?Can You Help My Daughter?
By: Surbhi Thukral
?It is Michael,? she screamed in terror.
?Can you help my daughter?? Mrs. Gray asked desperately.
Michelle froze at the sight of Dr.Nelson. She gave a feeble cry as he took a sample of her blood.
Even though his body was buried?his soul had come to take Michelle with him. That is what Michelle kept screaming every night. Mr. Smith, the troubled neighbour, had called the doctor. It had been six months?his family had endured enough sleepless nights.
Michelle?at the end of her teenage?was a pitiful sight. Pale skin; dreadfully scrawny; dishevelled hair, and clad in unwashed clothes. The smell of pain was reeking from her skin.
?Michael is dead,? screamed her mother.
?No!? Michelle cried back.
Dr. Harris arrived the next day at Mrs. Gray residence. He carried the reputation of a maestro. He looked much like Dr. Nelson: short, podgy, round face, receding hairline and whiskers that added depth to his character.? The two confreres sat together to mull over the case. Dr. Harris was reminded of the days when he was in love. They started rummaging through the closets. There were photographs of Michelle?s ex-lovers whom Mrs. Gray disliked for unfathomable reasons.
Dr. Nelson had heard much about Michelle and Mrs. Gray from Mrs. Smith. It was an entertainment ride for the bored house wife. She must be approximately 50, same as Mrs. Gray?s age. However, Mrs. Gray uncoloured hair, untreated wrinkles, and flabby skin made her look twenty years older. ?Mr. Smith must have locked her inside the house,? Dr.Nelson grinned.

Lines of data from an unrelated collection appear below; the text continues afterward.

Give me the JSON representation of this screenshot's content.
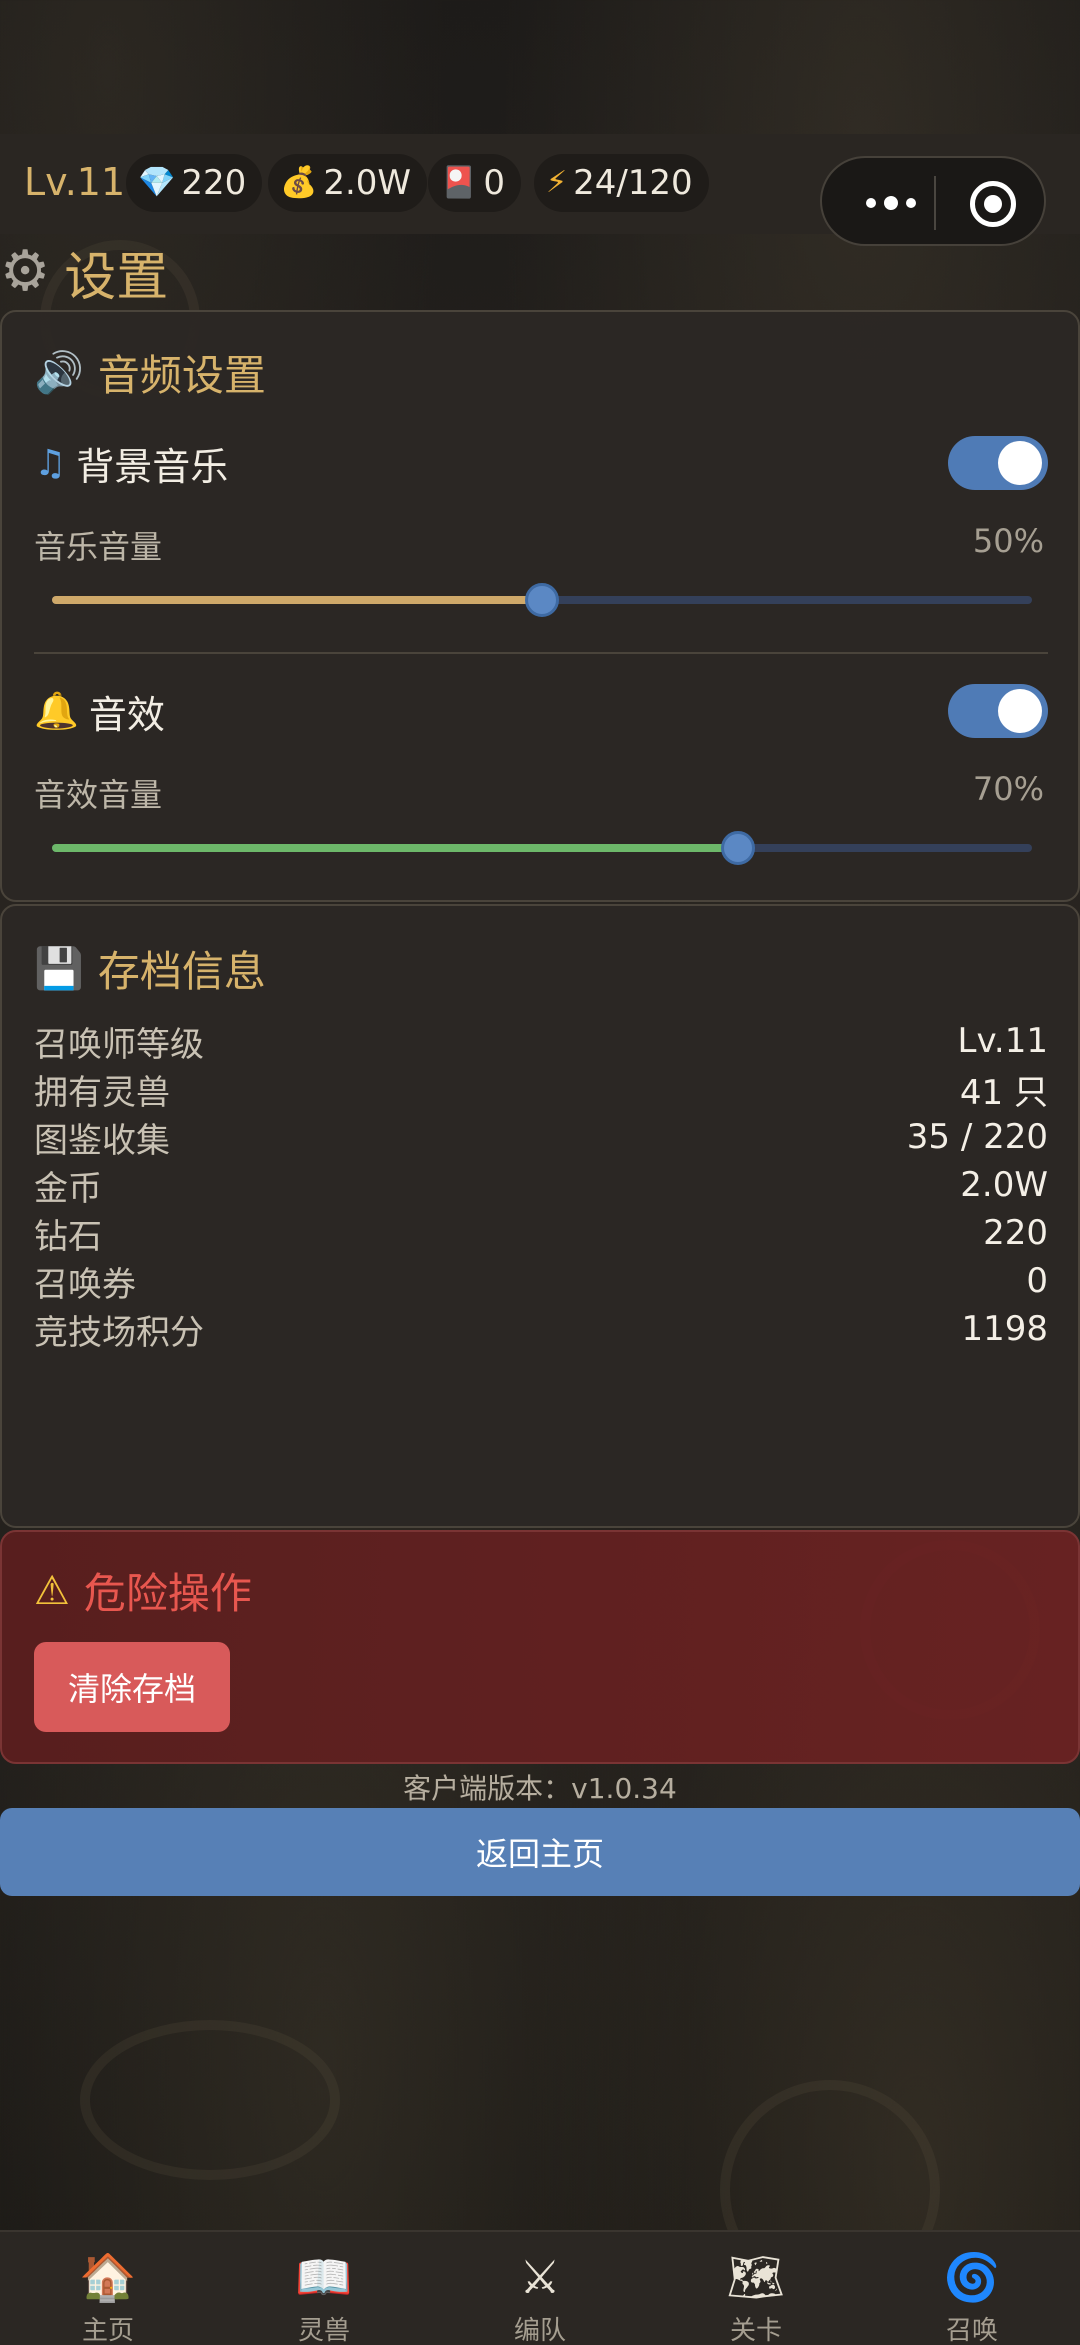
{
  "topbar": {
    "level": "Lv.11",
    "diamonds": "220",
    "coins": "2.0W",
    "tickets": "0",
    "energy": "24/120",
    "icons": {
      "diamond": "diamond-icon",
      "coin": "money-bag-icon",
      "ticket": "summon-ticket-icon",
      "energy": "lightning-icon"
    }
  },
  "page_title": "设置",
  "audio": {
    "title": "音频设置",
    "music": {
      "label": "背景音乐",
      "enabled": true,
      "volume_label": "音乐音量",
      "volume_text": "50%",
      "volume": 0.5,
      "color": "#cfa96a"
    },
    "sfx": {
      "label": "音效",
      "enabled": true,
      "volume_label": "音效音量",
      "volume_text": "70%",
      "volume": 0.7,
      "color": "#6db86a"
    }
  },
  "save_info": {
    "title": "存档信息",
    "rows": [
      {
        "key": "召唤师等级",
        "value": "Lv.11"
      },
      {
        "key": "拥有灵兽",
        "value": "41 只"
      },
      {
        "key": "图鉴收集",
        "value": "35 / 220"
      },
      {
        "key": "金币",
        "value": "2.0W"
      },
      {
        "key": "钻石",
        "value": "220"
      },
      {
        "key": "召唤券",
        "value": "0"
      },
      {
        "key": "竞技场积分",
        "value": "1198"
      }
    ]
  },
  "danger": {
    "title": "危险操作",
    "clear_label": "清除存档"
  },
  "version_text": "客户端版本：v1.0.34",
  "home_button": "返回主页",
  "nav": [
    {
      "label": "主页",
      "icon": "house-icon"
    },
    {
      "label": "灵兽",
      "icon": "book-icon"
    },
    {
      "label": "编队",
      "icon": "crossed-swords-icon"
    },
    {
      "label": "关卡",
      "icon": "map-icon"
    },
    {
      "label": "召唤",
      "icon": "swirl-icon"
    }
  ],
  "colors": {
    "accent": "#d7b36b",
    "toggle_on": "#4f7bb6",
    "danger": "#e8574f",
    "button_blue": "#5780b6"
  }
}
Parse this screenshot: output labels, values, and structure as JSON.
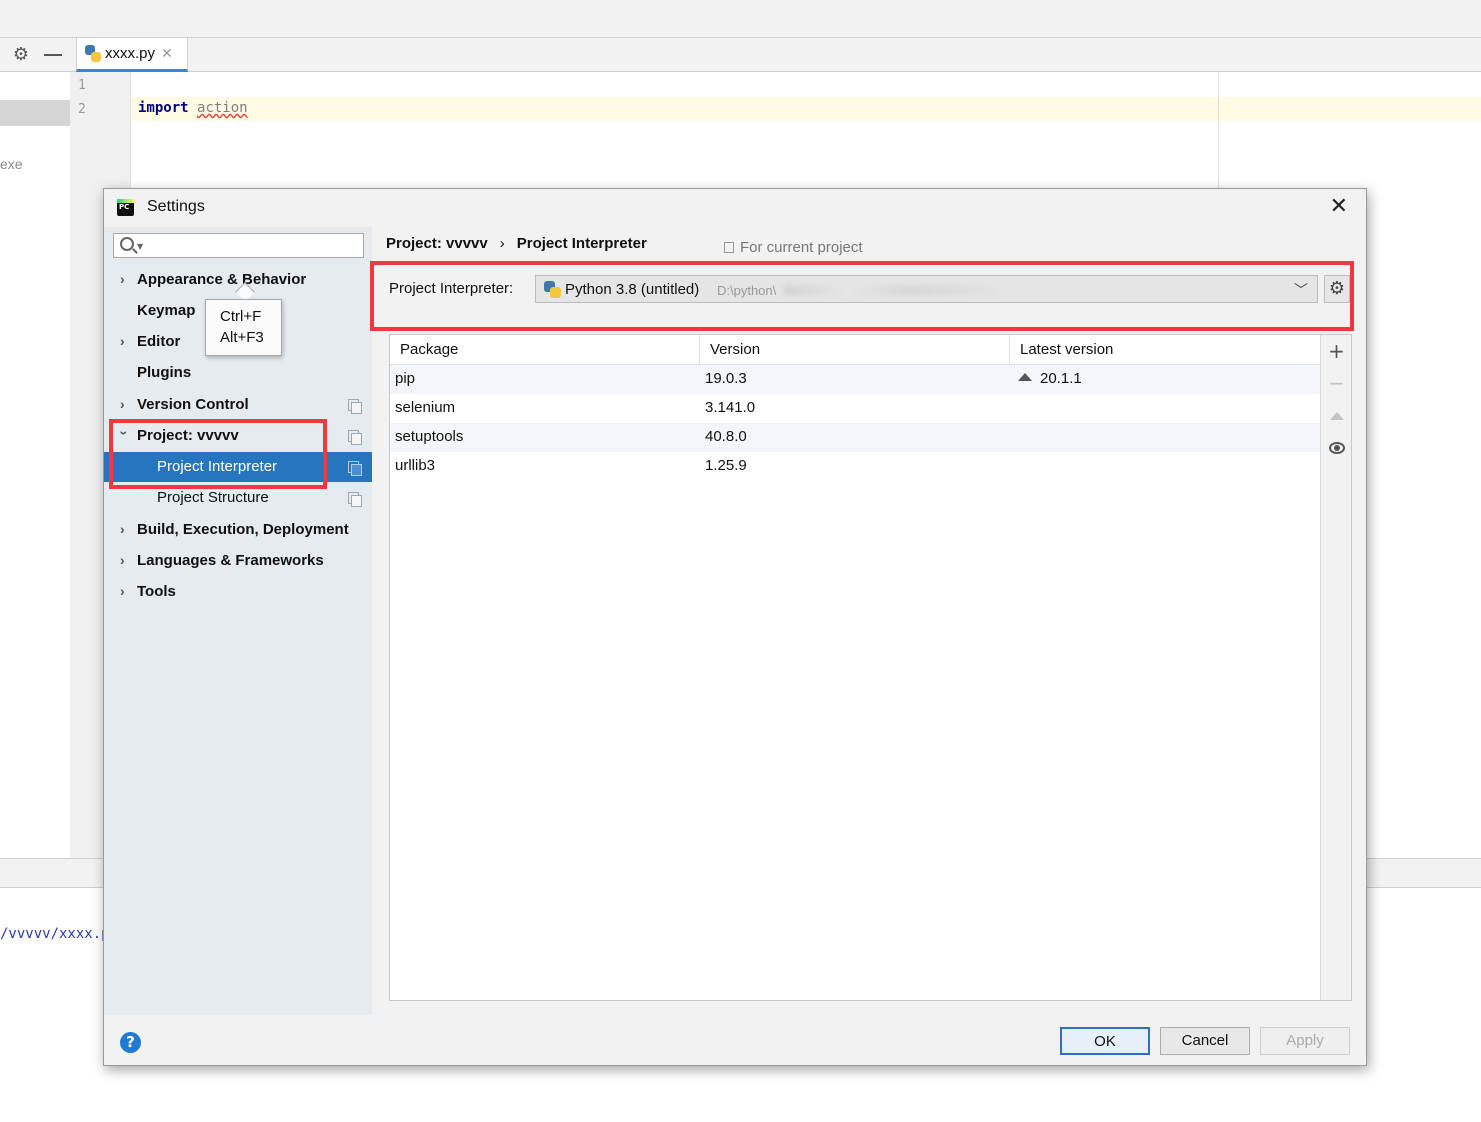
{
  "ide": {
    "file_tab": "xxxx.py",
    "line_numbers": [
      "1",
      "2"
    ],
    "code_keyword": "import",
    "code_module": "action",
    "left_fragment": "exe",
    "console_path": "/vvvvv/xxxx.p"
  },
  "dialog": {
    "title": "Settings",
    "search_placeholder": "",
    "tooltip": [
      "Ctrl+F",
      "Alt+F3"
    ],
    "tree": [
      {
        "label": "Appearance & Behavior",
        "expandable": true,
        "copy_icon": false
      },
      {
        "label": "Keymap",
        "expandable": false,
        "copy_icon": false
      },
      {
        "label": "Editor",
        "expandable": true,
        "copy_icon": false
      },
      {
        "label": "Plugins",
        "expandable": false,
        "copy_icon": false
      },
      {
        "label": "Version Control",
        "expandable": true,
        "copy_icon": true
      },
      {
        "label": "Project: vvvvv",
        "expandable": true,
        "expanded": true,
        "copy_icon": true
      },
      {
        "label": "Project Interpreter",
        "selected": true,
        "copy_icon": true
      },
      {
        "label": "Project Structure",
        "copy_icon": true
      },
      {
        "label": "Build, Execution, Deployment",
        "expandable": true,
        "copy_icon": false
      },
      {
        "label": "Languages & Frameworks",
        "expandable": true,
        "copy_icon": false
      },
      {
        "label": "Tools",
        "expandable": true,
        "copy_icon": false
      }
    ],
    "breadcrumb": [
      "Project: vvvvv",
      "Project Interpreter"
    ],
    "for_current_project": "For current project",
    "interpreter_label": "Project Interpreter:",
    "interpreter_name": "Python 3.8 (untitled)",
    "interpreter_path": "D:\\python\\",
    "table": {
      "headers": [
        "Package",
        "Version",
        "Latest version"
      ],
      "rows": [
        {
          "package": "pip",
          "version": "19.0.3",
          "latest": "20.1.1"
        },
        {
          "package": "selenium",
          "version": "3.141.0",
          "latest": ""
        },
        {
          "package": "setuptools",
          "version": "40.8.0",
          "latest": ""
        },
        {
          "package": "urllib3",
          "version": "1.25.9",
          "latest": ""
        }
      ]
    },
    "buttons": {
      "ok": "OK",
      "cancel": "Cancel",
      "apply": "Apply",
      "help": "?"
    },
    "highlight_color": "#f0383e",
    "selection_color": "#2675bf"
  }
}
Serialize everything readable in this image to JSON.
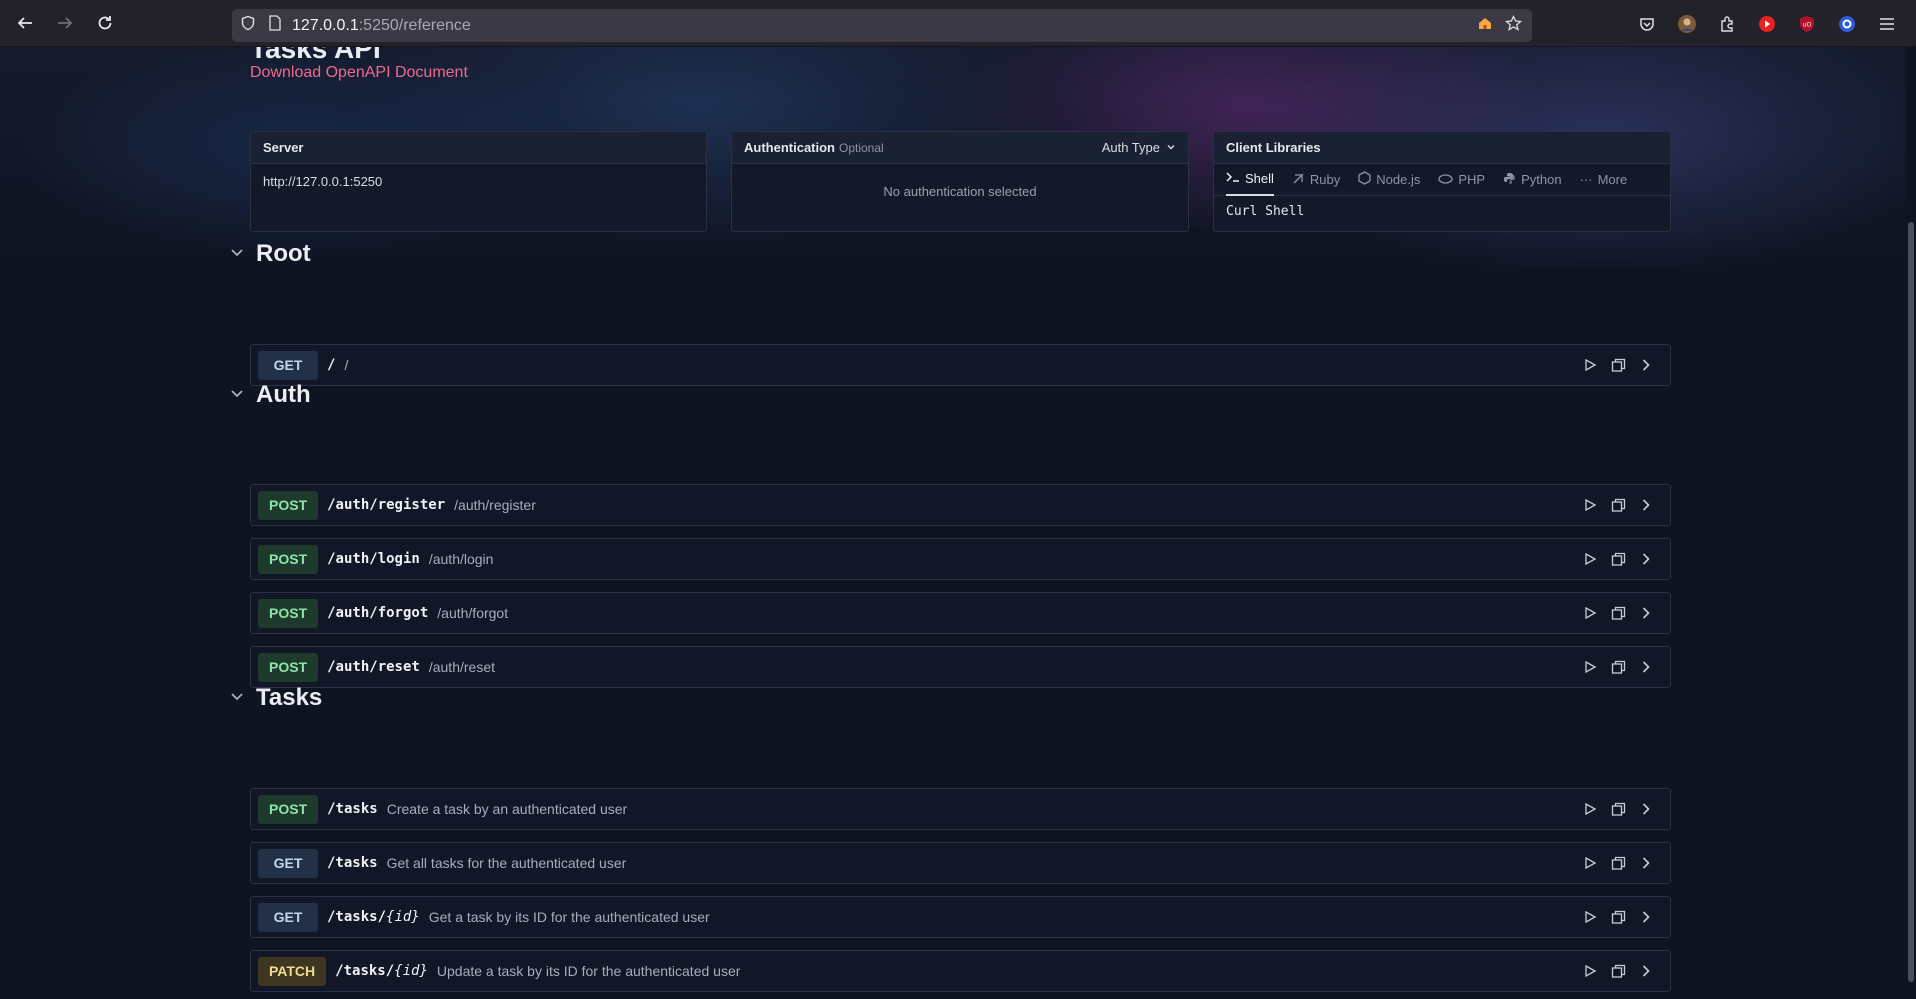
{
  "browser": {
    "url_host": "127.0.0.1",
    "url_rest": ":5250/reference",
    "back_icon": "arrow-left-icon",
    "forward_icon": "arrow-right-icon",
    "reload_icon": "reload-icon"
  },
  "header": {
    "title": "Tasks API",
    "download_link": "Download OpenAPI Document"
  },
  "server": {
    "label": "Server",
    "url": "http://127.0.0.1:5250"
  },
  "authentication": {
    "label": "Authentication",
    "optional": "Optional",
    "auth_type": "Auth Type",
    "empty": "No authentication selected"
  },
  "client_libraries": {
    "label": "Client Libraries",
    "tabs": [
      "Shell",
      "Ruby",
      "Node.js",
      "PHP",
      "Python",
      "More"
    ],
    "active": "Curl Shell"
  },
  "sections": [
    {
      "title": "Root",
      "rows": [
        {
          "method": "GET",
          "path": "/",
          "summary": "/"
        }
      ]
    },
    {
      "title": "Auth",
      "rows": [
        {
          "method": "POST",
          "path": "/auth/register",
          "summary": "/auth/register"
        },
        {
          "method": "POST",
          "path": "/auth/login",
          "summary": "/auth/login"
        },
        {
          "method": "POST",
          "path": "/auth/forgot",
          "summary": "/auth/forgot"
        },
        {
          "method": "POST",
          "path": "/auth/reset",
          "summary": "/auth/reset"
        }
      ]
    },
    {
      "title": "Tasks",
      "rows": [
        {
          "method": "POST",
          "path": "/tasks",
          "summary": "Create a task by an authenticated user"
        },
        {
          "method": "GET",
          "path": "/tasks",
          "summary": "Get all tasks for the authenticated user"
        },
        {
          "method": "GET",
          "path_prefix": "/tasks/",
          "path_param": "{id}",
          "summary": "Get a task by its ID for the authenticated user"
        },
        {
          "method": "PATCH",
          "path_prefix": "/tasks/",
          "path_param": "{id}",
          "summary": "Update a task by its ID for the authenticated user"
        }
      ]
    }
  ]
}
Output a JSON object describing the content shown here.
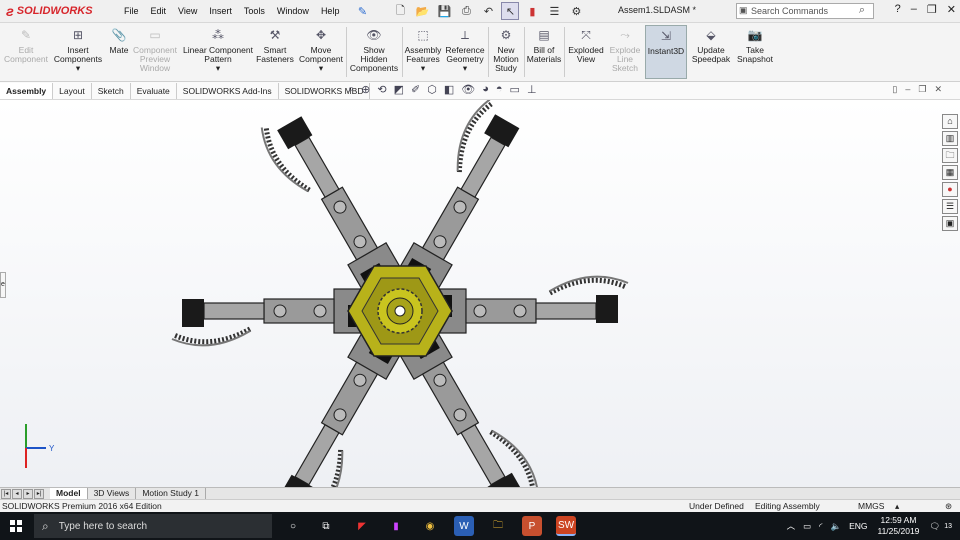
{
  "app": {
    "brand": "SOLIDWORKS",
    "document_title": "Assem1.SLDASM *",
    "search_placeholder": "Search Commands",
    "menus": [
      "File",
      "Edit",
      "View",
      "Insert",
      "Tools",
      "Window",
      "Help"
    ]
  },
  "ribbon": {
    "buttons": [
      {
        "label": "Edit\nComponent",
        "icon": "edit-component-icon",
        "enabled": false
      },
      {
        "label": "Insert\nComponents",
        "icon": "insert-components-icon",
        "enabled": true
      },
      {
        "label": "Mate",
        "icon": "mate-icon",
        "enabled": true
      },
      {
        "label": "Component\nPreview\nWindow",
        "icon": "preview-window-icon",
        "enabled": false
      },
      {
        "label": "Linear Component\nPattern",
        "icon": "linear-pattern-icon",
        "enabled": true
      },
      {
        "label": "Smart\nFasteners",
        "icon": "smart-fasteners-icon",
        "enabled": true
      },
      {
        "label": "Move\nComponent",
        "icon": "move-component-icon",
        "enabled": true
      },
      {
        "label": "Show\nHidden\nComponents",
        "icon": "show-hidden-icon",
        "enabled": true
      },
      {
        "label": "Assembly\nFeatures",
        "icon": "assembly-features-icon",
        "enabled": true
      },
      {
        "label": "Reference\nGeometry",
        "icon": "reference-geometry-icon",
        "enabled": true
      },
      {
        "label": "New\nMotion\nStudy",
        "icon": "motion-study-icon",
        "enabled": true
      },
      {
        "label": "Bill of\nMaterials",
        "icon": "bom-icon",
        "enabled": true
      },
      {
        "label": "Exploded\nView",
        "icon": "exploded-view-icon",
        "enabled": true
      },
      {
        "label": "Explode\nLine\nSketch",
        "icon": "explode-line-icon",
        "enabled": false
      },
      {
        "label": "Instant3D",
        "icon": "instant3d-icon",
        "enabled": true,
        "active": true
      },
      {
        "label": "Update\nSpeedpak",
        "icon": "speedpak-icon",
        "enabled": true
      },
      {
        "label": "Take\nSnapshot",
        "icon": "snapshot-icon",
        "enabled": true
      }
    ]
  },
  "tabs": [
    "Assembly",
    "Layout",
    "Sketch",
    "Evaluate",
    "SOLIDWORKS Add-Ins",
    "SOLIDWORKS MBD"
  ],
  "bottom_tabs": [
    "Model",
    "3D Views",
    "Motion Study 1"
  ],
  "status": {
    "edition": "SOLIDWORKS Premium 2016 x64 Edition",
    "definition": "Under Defined",
    "mode": "Editing Assembly",
    "units": "MMGS"
  },
  "taskbar": {
    "search_placeholder": "Type here to search",
    "language": "ENG",
    "time": "12:59 AM",
    "date": "11/25/2019",
    "notifications": "13"
  },
  "colors": {
    "brand_red": "#d7262c",
    "part_gray": "#8c8c8c",
    "hub_yellow": "#b8b21a",
    "taskbar": "#101418"
  }
}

?H-How is this possible?? said Dr. Harris in a quavering voice.
The next few moments kept them hostage in a state of astonishment.?
In Dr. Harris?s hand was a photograph. Michelle was standing with someone with the caption as: Michelle & Michael. That someone wasn?t real; he was a mere outline of a body. There was red cross painted on that human outline.
Mrs. Gray, who looked as wretched as her daughter, entered the room.
?Mrs. Gray,? said Dr. Harris as he handed over the photograph to her.
She broke down; her face covered with her hands. Dr. Nelson knelt with her. As he tried to pacify her; there was a wicked chortle. Her crying eyes and laughing lips exposed the most fearsome sight for those in the room.
?Doctors, don?t you understand? Michael is dead! Mr. Williams saw him dead,? she said pointing to her right.
They looked around. There was no one else in the room.
Surbhi Thukral is a recent corporate marketer turned aspiring writer. She has worked with corporations in India and the UK. After gaining success in business writing, she is determined to make a mark in the field of fiction writing. She has become a compulsive writer who dedicates many hours a day to fulfil her passion for creative writing. She holds Masters in Business & Management from the University of Strathclyde, UK.
Richard Edwards has a BFA in Creative Writing and Journalism from Bowling Green State University and an M.S. in Education from the University of Akron. Managing editor of Drunk Duck, poetry editor for Prairie Margins, reporter for Miscellany, Akron Journal, Lorain Journal, and The BG News. He has also worked as a professional writer and editor in the medical publishing industry for several years. For the last 15 years Richard has also taught literature and writing at the secondary and post-secondary levels. He works much of the time with at-risk students.